Colonsay Cottage (also known as the Lusher-Bonds-Buchanan House) was built in 1840 by Henry Mills Lusher. Lusher was born in Charleston, South Carolina in 1811. Lusher’s uncle was Robert Mills, the architect who constructed the Washington Monument. In the early 1830s, Lusher came to the newly-opened Chickasaw Cession of North Mississippi. Lusher was a draughtsman with the Land Office in Pontotoc, and his most famous work there was the creation of the “Lusher Map”, in 1835, which Lusher platted and drafted after the new lands were surveyed by John Bell. Lusher’s Map was used to divide and sell every single lot available in all of North Mississippi.
Lusher and his family moved to Holly Springs soon after it was founded in 1836. Lusher was a founding vestryman of Christ Episcopal Church in 1839, and was on the town’s governing board throughout the 1840s. Henry Lusher’s connection with this home was only discovered recently due to the exhaustive research of local historian Bobby Mitchell and historian and author Dr. Hubert McAlexander.
In 1839, James Lucas Sory and his wife Nancy purchased the lot that this house would eventually be built on. Due to several clerical errors in the land records, Sory’s name was mis-recorded as “James L. Levy”, and his subsequent land transfer of this property to Henry Lusher less than a month after purchasing the property was never properly recorded. In fact, Henry Lusher purchased the lot in 1939 and constructed this house soon thereafter. Lusher lived here until 1859, when he sold the house to Captain William Clark and his wife Mary Barton Clark (d. 1888).
Captain Clark served in the Confederate army, but he was known more as a local educator. During the 1850s, Clark was a teacher at St. Thomas Hall (1844). After the beginning of the Civil War, Clark joined with Lizzie Watson to form a new girl’s school which would eventually be known as Mississippi Synodical College (1864). Soon after the Civil War ended, Clark established a new school called Fenelon Hall (named after Francois Fenelon, a French teacher) inside this home. In 1869, Clark would also re-found Franklin Female College (1849). Decades later, Clark’s sister-in-law Rosa Barton Tyler (1841-1937) established another version of Fenelon Hall in the house, which lasted from 1893 until 1908.

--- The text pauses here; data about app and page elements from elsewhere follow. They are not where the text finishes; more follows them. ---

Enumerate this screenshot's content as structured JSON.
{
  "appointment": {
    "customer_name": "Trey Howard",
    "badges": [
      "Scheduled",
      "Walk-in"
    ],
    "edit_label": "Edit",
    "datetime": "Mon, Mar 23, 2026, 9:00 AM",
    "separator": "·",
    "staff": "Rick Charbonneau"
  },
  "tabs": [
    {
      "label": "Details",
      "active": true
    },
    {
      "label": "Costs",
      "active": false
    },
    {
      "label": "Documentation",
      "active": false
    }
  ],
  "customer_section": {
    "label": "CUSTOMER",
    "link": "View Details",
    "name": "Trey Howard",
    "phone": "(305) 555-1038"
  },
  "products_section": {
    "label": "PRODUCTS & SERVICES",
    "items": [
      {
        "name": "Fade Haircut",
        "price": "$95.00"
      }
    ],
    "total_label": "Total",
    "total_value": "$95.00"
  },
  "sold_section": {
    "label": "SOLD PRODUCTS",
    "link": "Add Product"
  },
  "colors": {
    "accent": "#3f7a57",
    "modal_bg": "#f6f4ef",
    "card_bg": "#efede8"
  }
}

In 1874, the Clarks sold the house to Dr. Willis Lea (1802-1878). After Dr. Lea’s death in 1878, his daughter Lucy Lea owned the house until 1904. Between 1904 and 1908 the home was owned by B. F. Laurence (1854-1915), and between 1908 and 1919 the home was owned by J. C. Miller. In 1919, the house was purchased by Conway “Con” Bonds (1883-1950) and his wife Bertha Bonds (1885-1978). Their daughter, Lois Swaney, grew up in this house.

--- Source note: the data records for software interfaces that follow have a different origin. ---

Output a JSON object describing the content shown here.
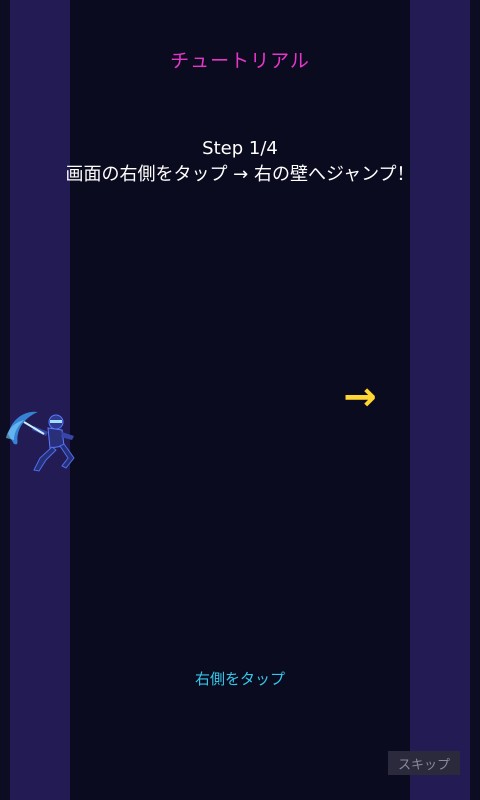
{
  "tutorial": {
    "title": "チュートリアル",
    "step": "Step 1/4",
    "instruction": "画面の右側をタップ → 右の壁へジャンプ！",
    "arrow": "→",
    "hint": "右側をタップ",
    "skip_label": "スキップ"
  },
  "colors": {
    "background": "#0b0b20",
    "wall": "#221b54",
    "title": "#e636c8",
    "arrow": "#ffd633",
    "hint": "#36c6e8"
  },
  "icons": {
    "player": "ninja-character-icon",
    "direction": "right-arrow-icon"
  }
}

In 1950, the house was bought by George M. Buchanan Jr. (1913-2001). The Buchanan’s renamed the house “Colonsay Cottage” after the ancestral Buchanan home in Scotland. The Buchanan family owned the house for 52 years, before selling it in 2002 to John Dudley. Dudley owned the house from 2002 until 2008. Thomas and Lisa Phillips owned the house from 2008 until 2016. Stephen and Dottie Gozan have owned Colonsay Cottage since 2016.
Colonsay Cottage has gone through at least three major renovations throughout its history, resulting in the current house sharing little of the original home’s historic integrity. Between 1907 and 1925, the original west wing of the house was removed, and a new front porch was added (see 1907 and 1925 Sanborn Maps and the pre-1950 picture above). In the 1950s, the Buchanans removed the front porch and added a new Gothic front door, which was salvaged from a destroyed Gothic house on Craft Street. Sidelights and a Tudor arched transom window was added. A second-story dormer window was also removed at this time. In the 2010s, a third restoration resulted in the alteration of the brick exterior and removal of many of the features added during the 1950s, along with the return of the front porch.

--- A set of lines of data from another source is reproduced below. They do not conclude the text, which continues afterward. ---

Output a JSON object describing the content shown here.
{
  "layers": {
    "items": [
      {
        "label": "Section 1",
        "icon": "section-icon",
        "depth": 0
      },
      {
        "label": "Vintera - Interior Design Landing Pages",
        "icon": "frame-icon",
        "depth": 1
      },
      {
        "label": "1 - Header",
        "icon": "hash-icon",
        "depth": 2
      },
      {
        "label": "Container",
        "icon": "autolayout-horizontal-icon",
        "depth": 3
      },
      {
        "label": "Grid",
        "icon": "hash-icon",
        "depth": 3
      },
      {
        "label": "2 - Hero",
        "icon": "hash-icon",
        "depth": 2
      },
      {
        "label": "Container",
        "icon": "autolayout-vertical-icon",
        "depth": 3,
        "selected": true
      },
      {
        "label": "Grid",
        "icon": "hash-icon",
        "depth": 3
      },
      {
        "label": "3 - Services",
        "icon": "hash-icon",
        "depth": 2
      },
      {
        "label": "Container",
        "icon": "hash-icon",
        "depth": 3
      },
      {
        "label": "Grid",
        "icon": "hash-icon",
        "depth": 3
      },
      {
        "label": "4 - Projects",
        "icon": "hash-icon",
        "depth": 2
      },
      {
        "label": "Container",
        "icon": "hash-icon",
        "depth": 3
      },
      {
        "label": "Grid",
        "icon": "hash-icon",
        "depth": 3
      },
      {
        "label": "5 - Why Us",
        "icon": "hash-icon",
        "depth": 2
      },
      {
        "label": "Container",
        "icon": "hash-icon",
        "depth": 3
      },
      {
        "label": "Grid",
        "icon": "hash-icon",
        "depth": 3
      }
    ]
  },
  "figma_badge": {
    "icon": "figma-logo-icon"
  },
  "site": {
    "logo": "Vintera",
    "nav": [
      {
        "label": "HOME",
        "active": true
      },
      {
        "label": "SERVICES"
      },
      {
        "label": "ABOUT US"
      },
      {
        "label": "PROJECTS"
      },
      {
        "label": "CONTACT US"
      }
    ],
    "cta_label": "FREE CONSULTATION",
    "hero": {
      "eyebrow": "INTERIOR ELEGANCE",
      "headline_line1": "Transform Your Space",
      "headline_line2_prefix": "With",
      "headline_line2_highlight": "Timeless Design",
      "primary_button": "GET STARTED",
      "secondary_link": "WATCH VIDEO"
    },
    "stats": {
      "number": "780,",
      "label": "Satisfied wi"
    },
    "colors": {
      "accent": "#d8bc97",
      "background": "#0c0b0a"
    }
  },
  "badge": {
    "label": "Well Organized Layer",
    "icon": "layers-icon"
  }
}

Colonsay Cottage is a single-story flanking-gable brick Greek Revival house, with exterior end chimneys and a three-bay porch supported by square columns.